4) Older Americans also need to have the opportunity to be fully gainfully employed until the day they die.
5) We believe in life. As long as someone can pay for it.
6) Our country should should no longer subsidize any individual support programs. This includes Social Security in all its form, Medicare, Medicaid, Food Stamps, Unemployment insurance, Aid to Dependent Children, LIHEAP and a myriad of others not listed. People must learn to fend for themselves.
7) The state must be involved in the sexual practices of all its citizens. All heterosexual encounters by females in fertile age ranges must be reported immediately.
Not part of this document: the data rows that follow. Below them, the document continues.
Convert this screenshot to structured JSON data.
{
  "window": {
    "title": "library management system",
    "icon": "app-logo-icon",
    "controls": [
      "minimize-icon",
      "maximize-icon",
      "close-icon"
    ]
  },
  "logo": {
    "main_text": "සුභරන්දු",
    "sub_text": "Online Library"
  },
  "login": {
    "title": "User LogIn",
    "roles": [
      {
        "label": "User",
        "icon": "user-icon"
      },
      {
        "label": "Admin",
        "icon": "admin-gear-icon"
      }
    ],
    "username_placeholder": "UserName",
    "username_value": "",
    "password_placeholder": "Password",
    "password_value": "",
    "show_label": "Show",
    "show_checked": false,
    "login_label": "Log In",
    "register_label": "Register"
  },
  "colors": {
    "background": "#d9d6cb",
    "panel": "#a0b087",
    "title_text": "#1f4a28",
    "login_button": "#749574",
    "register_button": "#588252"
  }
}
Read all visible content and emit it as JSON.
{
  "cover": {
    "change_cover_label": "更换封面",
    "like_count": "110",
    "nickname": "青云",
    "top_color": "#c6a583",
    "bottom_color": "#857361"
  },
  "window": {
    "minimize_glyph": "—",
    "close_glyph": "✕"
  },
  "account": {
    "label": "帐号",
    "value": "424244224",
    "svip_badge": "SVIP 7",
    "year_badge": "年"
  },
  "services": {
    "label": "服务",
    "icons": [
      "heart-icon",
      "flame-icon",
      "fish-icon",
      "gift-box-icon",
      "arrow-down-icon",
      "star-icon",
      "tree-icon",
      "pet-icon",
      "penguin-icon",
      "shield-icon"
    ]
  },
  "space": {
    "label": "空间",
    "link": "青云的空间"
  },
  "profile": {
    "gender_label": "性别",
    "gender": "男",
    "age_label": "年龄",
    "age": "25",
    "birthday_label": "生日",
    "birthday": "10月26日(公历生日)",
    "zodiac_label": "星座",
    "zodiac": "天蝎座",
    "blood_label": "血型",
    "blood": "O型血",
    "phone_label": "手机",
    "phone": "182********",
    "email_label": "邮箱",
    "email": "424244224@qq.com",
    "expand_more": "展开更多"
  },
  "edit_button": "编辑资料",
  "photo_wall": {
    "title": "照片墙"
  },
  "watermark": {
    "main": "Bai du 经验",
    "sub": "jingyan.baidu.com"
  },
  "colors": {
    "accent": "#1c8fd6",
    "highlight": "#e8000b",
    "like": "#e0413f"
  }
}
Said female must then be checked for pregnancy immediately and be held criminally liable if said pregnancy is terminated before term.
8) Those refusing to practice normal heterosexuality must not be considered full citizens. They will be subject to loss of employment and housing and allowed to be shunned should non-heterosexual practices become known.
9) The United States has always been a Christian Nation. Those choosing not to practice the dominant religion should be considered suspicious.
10) Corporations are citizens. As such there should no longer be any legislation geared toward regulating corporations that is not generally applicable to all citizens.
11) Upon the inauguration of the next Republican administration, deficits will no longer matter again.
12) The rich should not be taxed. This money should instead remain in their control. This is the money that the rich can use to trickle on the little class. Taxes should then be paid by the little class after they have been trickled on.